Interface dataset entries
━━━━━━━━━━━━━━━━━━━━━━━━━━━━━━
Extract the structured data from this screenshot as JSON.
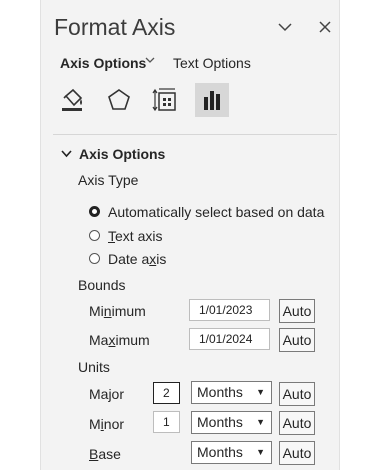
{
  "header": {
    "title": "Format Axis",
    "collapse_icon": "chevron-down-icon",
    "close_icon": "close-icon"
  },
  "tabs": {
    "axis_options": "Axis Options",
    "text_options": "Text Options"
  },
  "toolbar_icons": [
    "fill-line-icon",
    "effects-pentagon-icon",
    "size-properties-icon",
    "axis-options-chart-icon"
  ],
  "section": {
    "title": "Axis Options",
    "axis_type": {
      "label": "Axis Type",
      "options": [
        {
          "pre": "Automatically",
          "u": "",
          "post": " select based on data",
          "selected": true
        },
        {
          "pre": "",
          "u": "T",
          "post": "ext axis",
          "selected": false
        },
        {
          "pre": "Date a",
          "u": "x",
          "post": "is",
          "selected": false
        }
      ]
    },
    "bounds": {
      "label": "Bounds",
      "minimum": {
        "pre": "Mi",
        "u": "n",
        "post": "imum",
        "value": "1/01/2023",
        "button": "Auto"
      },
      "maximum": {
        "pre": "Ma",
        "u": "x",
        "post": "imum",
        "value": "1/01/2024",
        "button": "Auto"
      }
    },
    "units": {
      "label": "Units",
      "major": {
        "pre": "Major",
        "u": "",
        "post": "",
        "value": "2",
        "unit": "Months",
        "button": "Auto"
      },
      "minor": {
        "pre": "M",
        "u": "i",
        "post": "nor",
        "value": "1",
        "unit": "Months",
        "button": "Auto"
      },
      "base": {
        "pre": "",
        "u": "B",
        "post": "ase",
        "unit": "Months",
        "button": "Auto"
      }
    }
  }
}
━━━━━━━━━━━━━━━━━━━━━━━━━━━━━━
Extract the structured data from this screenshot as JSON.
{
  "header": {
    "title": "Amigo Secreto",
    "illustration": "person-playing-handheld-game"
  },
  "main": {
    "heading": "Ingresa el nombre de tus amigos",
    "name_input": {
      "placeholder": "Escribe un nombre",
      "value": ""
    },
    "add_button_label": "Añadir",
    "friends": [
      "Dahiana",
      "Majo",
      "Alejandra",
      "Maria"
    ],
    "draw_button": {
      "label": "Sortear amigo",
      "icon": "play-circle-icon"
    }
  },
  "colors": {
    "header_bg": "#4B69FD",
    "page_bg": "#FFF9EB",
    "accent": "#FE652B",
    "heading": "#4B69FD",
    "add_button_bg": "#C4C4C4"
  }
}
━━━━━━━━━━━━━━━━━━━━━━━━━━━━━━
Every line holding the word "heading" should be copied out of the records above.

    "heading": "Ingresa el nombre de tus amigos",
    "heading": "#4B69FD",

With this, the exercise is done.